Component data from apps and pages

┄┄┄┄┄┄

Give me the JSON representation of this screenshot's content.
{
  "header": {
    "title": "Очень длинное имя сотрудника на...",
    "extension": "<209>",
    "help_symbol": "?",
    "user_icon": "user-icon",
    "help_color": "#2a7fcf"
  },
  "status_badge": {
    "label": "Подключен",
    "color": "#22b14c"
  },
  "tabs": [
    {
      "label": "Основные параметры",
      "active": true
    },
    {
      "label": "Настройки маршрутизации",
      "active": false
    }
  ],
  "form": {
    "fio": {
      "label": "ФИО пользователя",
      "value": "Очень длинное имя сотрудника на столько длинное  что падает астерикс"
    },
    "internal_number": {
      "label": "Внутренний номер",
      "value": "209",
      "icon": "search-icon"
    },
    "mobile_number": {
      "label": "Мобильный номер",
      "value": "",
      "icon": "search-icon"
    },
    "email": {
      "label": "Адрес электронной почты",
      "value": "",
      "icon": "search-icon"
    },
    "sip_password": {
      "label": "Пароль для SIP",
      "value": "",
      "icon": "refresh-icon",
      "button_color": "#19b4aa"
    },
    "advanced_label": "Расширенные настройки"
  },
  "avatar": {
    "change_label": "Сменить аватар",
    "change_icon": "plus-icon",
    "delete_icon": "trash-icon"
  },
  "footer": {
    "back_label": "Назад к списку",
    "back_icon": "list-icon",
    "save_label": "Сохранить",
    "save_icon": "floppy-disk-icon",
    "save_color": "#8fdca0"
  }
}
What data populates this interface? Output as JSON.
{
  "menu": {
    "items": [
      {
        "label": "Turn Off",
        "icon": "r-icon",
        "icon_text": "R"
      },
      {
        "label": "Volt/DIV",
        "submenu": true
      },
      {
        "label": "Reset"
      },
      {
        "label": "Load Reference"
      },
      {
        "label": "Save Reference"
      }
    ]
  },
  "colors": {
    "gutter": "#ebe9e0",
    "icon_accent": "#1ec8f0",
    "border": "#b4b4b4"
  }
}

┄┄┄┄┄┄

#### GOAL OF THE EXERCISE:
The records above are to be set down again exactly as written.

#### ANSWER BELOW:
Give me the JSON representation of this screenshot's content.
{
  "header": {
    "title": "Очень длинное имя сотрудника на...",
    "extension": "<209>",
    "help_symbol": "?",
    "user_icon": "user-icon",
    "help_color": "#2a7fcf"
  },
  "status_badge": {
    "label": "Подключен",
    "color": "#22b14c"
  },
  "tabs": [
    {
      "label": "Основные параметры",
      "active": true
    },
    {
      "label": "Настройки маршрутизации",
      "active": false
    }
  ],
  "form": {
    "fio": {
      "label": "ФИО пользователя",
      "value": "Очень длинное имя сотрудника на столько длинное  что падает астерикс"
    },
    "internal_number": {
      "label": "Внутренний номер",
      "value": "209",
      "icon": "search-icon"
    },
    "mobile_number": {
      "label": "Мобильный номер",
      "value": "",
      "icon": "search-icon"
    },
    "email": {
      "label": "Адрес электронной почты",
      "value": "",
      "icon": "search-icon"
    },
    "sip_password": {
      "label": "Пароль для SIP",
      "value": "",
      "icon": "refresh-icon",
      "button_color": "#19b4aa"
    },
    "advanced_label": "Расширенные настройки"
  },
  "avatar": {
    "change_label": "Сменить аватар",
    "change_icon": "plus-icon",
    "delete_icon": "trash-icon"
  },
  "footer": {
    "back_label": "Назад к списку",
    "back_icon": "list-icon",
    "save_label": "Сохранить",
    "save_icon": "floppy-disk-icon",
    "save_color": "#8fdca0"
  }
}
What data populates this interface? Output as JSON.
{
  "menu": {
    "items": [
      {
        "label": "Turn Off",
        "icon": "r-icon",
        "icon_text": "R"
      },
      {
        "label": "Volt/DIV",
        "submenu": true
      },
      {
        "label": "Reset"
      },
      {
        "label": "Load Reference"
      },
      {
        "label": "Save Reference"
      }
    ]
  },
  "colors": {
    "gutter": "#ebe9e0",
    "icon_accent": "#1ec8f0",
    "border": "#b4b4b4"
  }
}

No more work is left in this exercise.